Gross LJ addressed the MLA argument (at para.77) when he said: “To begin with, the construction given to s.2(3) cannot vary, depending on whether MLA is available or not. If KBR Inc is right, then although the SFO would be able to pursue the documents by way of MLA in this case (given the arrangements in place with regard to the US), the SFO would be without a remedy as to documents held by a foreign company abroad if that company was based in a state with which there were no MLA arrangements. For my part, I do not think that Parliament is likely to have intended such a result. Secondly, the CJA 1987pre-dates the crucial MLA arrangements (discussed further under Issue II below). In the circumstances, I do not see how those MLA arrangements can impact on the true construction of s.2(3) , whatever their impact on the exercise of the Director’s discretion under that section”.
However, this argument is predicated on it being Parliament’s intention that section 2(3) ought to have extraterritorial effect, which it had not indicated through the wording of the section as the principle of international comity would otherwise have required. Moreover, a counter argument could be that MLA arrangements would be unnecessary if provisions such as section 2(3) can be said to have extraterritorial effect because that will make them more effective. Moreover, the developing range of mechanisms that Parliament has brought into effect, most recently the Crime (Overseas Production Orders) Bill, which concluded its House of Lords Committee stage on 10th September 2018, would also be unnecessary if its intention had been that earlier statutory powers already provided the necessary extraterritorial reach. It might equally be argued that the use by the SFO over the years of MLA itself, and in more recent times of European Investigation Orders does not evidence a confidence that section 2(3) renders their own use of such measures otiose.
In terms of the risk that a lacuna might encourage multinationals to move documents to thwart the SFO, such conduct is already subject to sanction under section 2(16) of the Criminal Justice Act 1987.

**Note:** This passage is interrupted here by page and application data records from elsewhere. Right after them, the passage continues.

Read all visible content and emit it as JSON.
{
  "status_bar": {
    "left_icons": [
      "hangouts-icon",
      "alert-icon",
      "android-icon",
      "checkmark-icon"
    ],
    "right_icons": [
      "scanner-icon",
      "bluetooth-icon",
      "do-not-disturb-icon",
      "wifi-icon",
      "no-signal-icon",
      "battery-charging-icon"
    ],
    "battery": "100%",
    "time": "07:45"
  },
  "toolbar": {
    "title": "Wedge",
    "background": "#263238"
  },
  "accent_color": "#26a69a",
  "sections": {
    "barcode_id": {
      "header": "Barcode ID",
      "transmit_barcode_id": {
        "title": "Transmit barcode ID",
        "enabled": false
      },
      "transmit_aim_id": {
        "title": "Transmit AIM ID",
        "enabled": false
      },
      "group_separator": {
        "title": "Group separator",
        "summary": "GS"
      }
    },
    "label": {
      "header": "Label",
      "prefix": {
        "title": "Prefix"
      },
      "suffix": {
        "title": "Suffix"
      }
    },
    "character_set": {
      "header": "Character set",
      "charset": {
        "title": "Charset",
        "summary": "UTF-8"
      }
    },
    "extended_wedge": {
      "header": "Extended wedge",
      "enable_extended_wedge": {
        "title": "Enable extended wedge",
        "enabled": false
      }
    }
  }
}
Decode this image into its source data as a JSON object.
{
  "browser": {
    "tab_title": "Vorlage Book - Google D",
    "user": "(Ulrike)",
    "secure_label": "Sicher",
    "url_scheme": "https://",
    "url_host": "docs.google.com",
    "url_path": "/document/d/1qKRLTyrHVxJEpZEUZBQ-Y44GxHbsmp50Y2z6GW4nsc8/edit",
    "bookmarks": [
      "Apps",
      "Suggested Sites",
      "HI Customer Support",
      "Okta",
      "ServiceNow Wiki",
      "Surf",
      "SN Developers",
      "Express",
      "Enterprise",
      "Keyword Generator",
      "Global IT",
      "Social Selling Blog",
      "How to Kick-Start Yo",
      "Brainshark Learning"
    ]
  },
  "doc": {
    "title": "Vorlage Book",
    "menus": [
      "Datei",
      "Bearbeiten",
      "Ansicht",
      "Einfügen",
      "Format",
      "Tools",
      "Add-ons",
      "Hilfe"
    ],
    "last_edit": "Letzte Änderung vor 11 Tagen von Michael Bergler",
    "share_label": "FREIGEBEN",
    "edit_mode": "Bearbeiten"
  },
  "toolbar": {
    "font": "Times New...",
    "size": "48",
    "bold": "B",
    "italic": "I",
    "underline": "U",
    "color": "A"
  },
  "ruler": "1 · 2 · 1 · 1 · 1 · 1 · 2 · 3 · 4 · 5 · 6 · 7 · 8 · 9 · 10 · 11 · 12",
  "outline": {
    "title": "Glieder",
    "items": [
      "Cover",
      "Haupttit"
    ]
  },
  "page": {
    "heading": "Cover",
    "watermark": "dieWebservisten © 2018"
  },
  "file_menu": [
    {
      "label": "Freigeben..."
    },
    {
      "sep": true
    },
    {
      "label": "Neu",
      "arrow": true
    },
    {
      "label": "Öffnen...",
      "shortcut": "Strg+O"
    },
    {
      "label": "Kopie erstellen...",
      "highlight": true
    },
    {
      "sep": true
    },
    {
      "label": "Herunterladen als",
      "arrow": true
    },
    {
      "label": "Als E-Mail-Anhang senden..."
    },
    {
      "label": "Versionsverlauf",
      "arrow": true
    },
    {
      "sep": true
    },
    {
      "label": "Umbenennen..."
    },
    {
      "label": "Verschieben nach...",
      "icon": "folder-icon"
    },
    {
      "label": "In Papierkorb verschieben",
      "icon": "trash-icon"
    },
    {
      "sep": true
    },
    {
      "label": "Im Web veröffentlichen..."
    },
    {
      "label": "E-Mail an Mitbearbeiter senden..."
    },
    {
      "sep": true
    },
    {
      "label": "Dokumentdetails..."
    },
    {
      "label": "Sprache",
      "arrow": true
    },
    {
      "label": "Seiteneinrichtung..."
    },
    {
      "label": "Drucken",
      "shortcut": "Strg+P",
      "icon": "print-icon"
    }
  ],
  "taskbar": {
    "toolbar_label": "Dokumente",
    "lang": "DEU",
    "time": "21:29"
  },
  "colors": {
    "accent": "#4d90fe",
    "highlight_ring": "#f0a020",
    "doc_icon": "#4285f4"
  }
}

The more worrying consequence of the interpretation of section 2(3) reached by the Administrative Court in KBR is the extension of the criminal sanction that attaches to a failure of compliance with a notice issued under that section. This is because failure of compliance with section 2(3) carries criminal sanction every bit as much as section 357 of POCA. It follows that the central concern in Perry, namely that it was contrary to established principle for country A to criminalise conduct by a citizen of country B in country B. Here, the jurisdictional extension identified in KBR would make it an offence for a citizen of country B to fail to produce documents that are also held in country B at the request of country A. This would have potential practical implications where, for example, legal counsel for or an executive officer of a multinational a subsidiary of which is served with a notice, enters this jurisdiction to meet with the SFO in connection with that notice. Alternatively, the KBR Inc approach provides an incentive for such executives to stay away from the UK, so that notices cannot be served on them, or sanctions taken against them.
Such ramifications were to the fore when the Supreme Court rejected extraterritoriality in Perry, and yet received far less attention from the Administrative Court in KBR Inc. It is arguable that this may prove to be the pressure point for future challenge to the ambit of section 2(3), which the decision in KBR Inc may prove not to have put to rest.